EXCERPTED DATA START
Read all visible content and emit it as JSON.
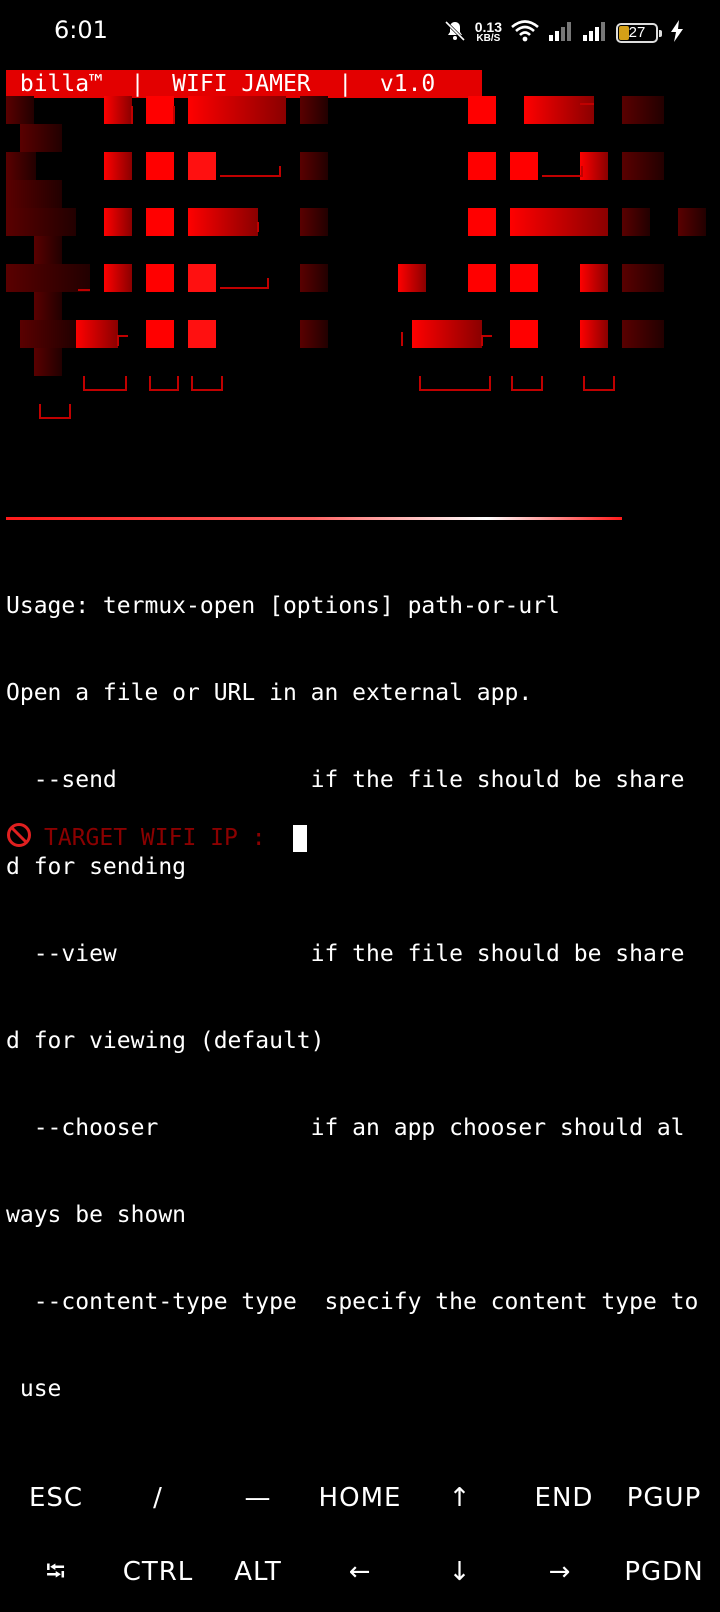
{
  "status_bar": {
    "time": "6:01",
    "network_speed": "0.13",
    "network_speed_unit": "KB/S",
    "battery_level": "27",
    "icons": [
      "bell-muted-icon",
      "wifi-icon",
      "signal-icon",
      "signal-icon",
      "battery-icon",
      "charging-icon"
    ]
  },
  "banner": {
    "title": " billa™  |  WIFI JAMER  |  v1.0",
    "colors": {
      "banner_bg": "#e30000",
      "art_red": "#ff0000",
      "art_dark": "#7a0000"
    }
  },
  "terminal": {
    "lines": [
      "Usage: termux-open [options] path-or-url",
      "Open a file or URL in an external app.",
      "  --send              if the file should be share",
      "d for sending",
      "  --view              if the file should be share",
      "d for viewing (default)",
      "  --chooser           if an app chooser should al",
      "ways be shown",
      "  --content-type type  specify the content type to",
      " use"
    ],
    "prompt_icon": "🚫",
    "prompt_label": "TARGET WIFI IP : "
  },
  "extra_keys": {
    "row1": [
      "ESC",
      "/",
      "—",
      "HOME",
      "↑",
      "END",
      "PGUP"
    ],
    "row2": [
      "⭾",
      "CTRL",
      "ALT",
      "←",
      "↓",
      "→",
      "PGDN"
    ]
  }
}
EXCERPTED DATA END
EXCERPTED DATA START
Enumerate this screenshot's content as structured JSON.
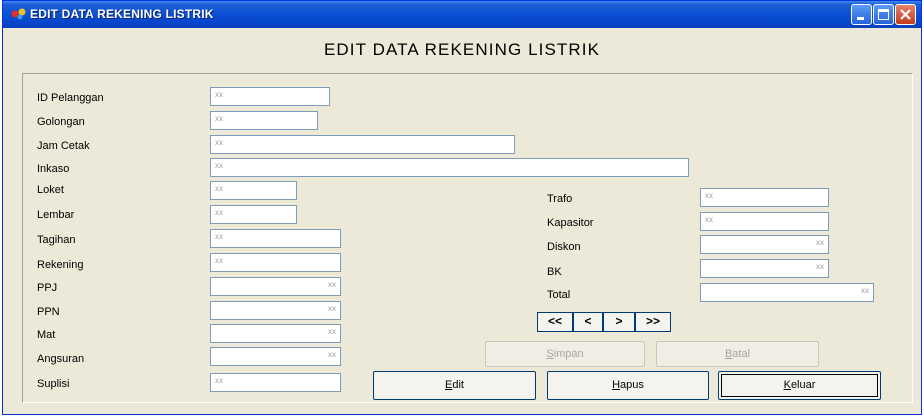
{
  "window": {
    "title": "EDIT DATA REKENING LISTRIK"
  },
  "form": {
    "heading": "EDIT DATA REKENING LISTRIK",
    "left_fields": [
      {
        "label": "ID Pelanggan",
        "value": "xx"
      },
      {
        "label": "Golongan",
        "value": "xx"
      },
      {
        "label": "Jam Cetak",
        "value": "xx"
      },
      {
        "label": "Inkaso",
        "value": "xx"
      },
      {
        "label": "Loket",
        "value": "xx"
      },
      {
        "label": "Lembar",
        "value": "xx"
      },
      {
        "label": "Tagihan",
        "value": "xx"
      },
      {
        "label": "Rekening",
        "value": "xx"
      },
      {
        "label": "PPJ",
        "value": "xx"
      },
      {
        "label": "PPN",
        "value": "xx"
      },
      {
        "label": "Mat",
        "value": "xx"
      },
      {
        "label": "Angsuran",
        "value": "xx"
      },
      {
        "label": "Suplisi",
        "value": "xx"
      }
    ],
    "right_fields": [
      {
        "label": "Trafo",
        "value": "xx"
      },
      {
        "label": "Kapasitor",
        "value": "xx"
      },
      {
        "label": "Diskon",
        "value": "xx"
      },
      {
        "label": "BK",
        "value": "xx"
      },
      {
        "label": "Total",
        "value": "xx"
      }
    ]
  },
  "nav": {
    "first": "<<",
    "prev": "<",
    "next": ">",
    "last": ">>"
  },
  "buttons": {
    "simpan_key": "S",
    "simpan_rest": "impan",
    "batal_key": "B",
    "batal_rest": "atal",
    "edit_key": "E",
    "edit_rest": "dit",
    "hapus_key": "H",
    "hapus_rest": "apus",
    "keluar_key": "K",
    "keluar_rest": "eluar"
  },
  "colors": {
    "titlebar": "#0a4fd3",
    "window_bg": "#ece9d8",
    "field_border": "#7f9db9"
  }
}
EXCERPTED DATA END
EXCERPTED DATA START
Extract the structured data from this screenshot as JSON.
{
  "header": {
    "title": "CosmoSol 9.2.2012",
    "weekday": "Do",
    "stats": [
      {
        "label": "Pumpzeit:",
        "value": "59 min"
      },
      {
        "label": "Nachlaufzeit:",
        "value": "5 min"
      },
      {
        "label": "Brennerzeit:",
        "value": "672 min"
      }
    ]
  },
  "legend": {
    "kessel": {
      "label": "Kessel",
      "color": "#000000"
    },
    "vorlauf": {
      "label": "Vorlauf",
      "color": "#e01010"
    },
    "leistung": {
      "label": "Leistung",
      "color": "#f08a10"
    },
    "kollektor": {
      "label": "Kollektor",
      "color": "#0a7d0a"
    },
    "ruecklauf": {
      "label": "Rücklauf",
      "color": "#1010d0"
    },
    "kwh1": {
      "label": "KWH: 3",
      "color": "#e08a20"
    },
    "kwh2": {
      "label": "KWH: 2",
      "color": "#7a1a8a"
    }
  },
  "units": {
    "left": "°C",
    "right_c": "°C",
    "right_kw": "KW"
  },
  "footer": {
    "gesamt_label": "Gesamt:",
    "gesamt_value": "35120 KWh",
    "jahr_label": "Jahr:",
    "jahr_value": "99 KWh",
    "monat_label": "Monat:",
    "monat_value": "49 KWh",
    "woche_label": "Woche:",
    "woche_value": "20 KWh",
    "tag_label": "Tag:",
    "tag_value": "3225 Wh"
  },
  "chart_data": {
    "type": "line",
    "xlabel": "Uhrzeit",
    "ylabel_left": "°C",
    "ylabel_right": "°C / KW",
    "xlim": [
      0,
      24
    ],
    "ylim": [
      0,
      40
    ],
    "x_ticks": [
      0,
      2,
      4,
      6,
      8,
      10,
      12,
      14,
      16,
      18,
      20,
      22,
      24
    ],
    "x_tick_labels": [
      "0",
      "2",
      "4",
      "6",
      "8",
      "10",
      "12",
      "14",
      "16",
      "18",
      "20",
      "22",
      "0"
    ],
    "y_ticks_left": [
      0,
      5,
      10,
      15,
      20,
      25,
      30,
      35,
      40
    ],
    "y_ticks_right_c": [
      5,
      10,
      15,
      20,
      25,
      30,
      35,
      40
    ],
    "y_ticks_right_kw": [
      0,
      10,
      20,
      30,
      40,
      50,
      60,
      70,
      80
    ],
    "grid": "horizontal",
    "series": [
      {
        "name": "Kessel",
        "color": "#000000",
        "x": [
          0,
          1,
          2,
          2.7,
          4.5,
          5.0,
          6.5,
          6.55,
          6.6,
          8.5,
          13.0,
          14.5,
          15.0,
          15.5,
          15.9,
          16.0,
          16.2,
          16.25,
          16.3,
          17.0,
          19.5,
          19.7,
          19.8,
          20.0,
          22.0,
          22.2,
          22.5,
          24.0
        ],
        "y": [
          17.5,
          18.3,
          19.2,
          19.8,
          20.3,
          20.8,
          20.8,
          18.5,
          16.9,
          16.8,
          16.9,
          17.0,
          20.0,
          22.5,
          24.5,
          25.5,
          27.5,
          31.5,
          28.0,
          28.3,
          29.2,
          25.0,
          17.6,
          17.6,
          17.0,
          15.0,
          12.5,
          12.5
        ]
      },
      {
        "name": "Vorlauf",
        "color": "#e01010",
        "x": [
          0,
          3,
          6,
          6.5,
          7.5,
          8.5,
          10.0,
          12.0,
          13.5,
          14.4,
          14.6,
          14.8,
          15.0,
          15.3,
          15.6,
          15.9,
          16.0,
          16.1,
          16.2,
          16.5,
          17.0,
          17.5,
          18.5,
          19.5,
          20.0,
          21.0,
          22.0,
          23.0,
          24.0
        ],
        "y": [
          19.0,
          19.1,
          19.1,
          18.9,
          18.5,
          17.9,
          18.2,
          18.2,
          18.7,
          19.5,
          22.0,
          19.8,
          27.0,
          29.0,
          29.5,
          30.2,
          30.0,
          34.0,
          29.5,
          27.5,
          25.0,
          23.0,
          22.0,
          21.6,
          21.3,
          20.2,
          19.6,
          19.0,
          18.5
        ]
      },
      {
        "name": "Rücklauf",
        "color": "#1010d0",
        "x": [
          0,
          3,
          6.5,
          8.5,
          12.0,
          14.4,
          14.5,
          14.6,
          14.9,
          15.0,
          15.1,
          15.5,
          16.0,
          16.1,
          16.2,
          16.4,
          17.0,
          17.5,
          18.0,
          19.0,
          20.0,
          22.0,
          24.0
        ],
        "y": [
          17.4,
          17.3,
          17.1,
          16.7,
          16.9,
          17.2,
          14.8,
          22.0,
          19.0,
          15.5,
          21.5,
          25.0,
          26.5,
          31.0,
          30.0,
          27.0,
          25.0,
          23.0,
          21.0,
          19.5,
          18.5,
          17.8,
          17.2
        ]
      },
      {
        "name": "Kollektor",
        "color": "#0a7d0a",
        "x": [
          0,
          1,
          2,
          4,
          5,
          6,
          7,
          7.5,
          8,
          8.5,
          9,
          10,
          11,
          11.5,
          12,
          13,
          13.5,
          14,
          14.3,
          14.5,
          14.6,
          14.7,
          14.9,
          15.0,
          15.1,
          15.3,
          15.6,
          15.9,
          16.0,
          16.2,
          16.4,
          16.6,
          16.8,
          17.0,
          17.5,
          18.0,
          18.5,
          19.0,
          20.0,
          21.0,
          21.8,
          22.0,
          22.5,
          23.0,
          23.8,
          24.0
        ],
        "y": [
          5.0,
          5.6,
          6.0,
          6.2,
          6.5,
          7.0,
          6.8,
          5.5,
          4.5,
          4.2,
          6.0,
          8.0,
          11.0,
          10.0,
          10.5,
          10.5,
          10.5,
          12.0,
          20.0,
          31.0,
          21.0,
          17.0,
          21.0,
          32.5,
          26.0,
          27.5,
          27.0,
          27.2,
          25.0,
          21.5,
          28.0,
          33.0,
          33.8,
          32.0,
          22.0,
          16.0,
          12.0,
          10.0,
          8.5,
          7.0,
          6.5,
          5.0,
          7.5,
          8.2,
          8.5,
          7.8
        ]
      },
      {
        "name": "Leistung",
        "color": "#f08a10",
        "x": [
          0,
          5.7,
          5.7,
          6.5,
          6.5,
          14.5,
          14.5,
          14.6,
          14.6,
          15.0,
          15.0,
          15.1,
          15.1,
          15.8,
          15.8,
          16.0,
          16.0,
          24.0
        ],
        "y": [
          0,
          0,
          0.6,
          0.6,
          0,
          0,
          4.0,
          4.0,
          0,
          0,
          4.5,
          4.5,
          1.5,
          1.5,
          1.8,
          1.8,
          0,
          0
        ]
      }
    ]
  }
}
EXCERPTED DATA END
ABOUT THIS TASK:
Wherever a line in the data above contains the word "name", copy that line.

ANSWER FOR THE TASK:
        "name": "Kessel",
        "name": "Vorlauf",
        "name": "Rücklauf",
        "name": "Kollektor",
        "name": "Leistung",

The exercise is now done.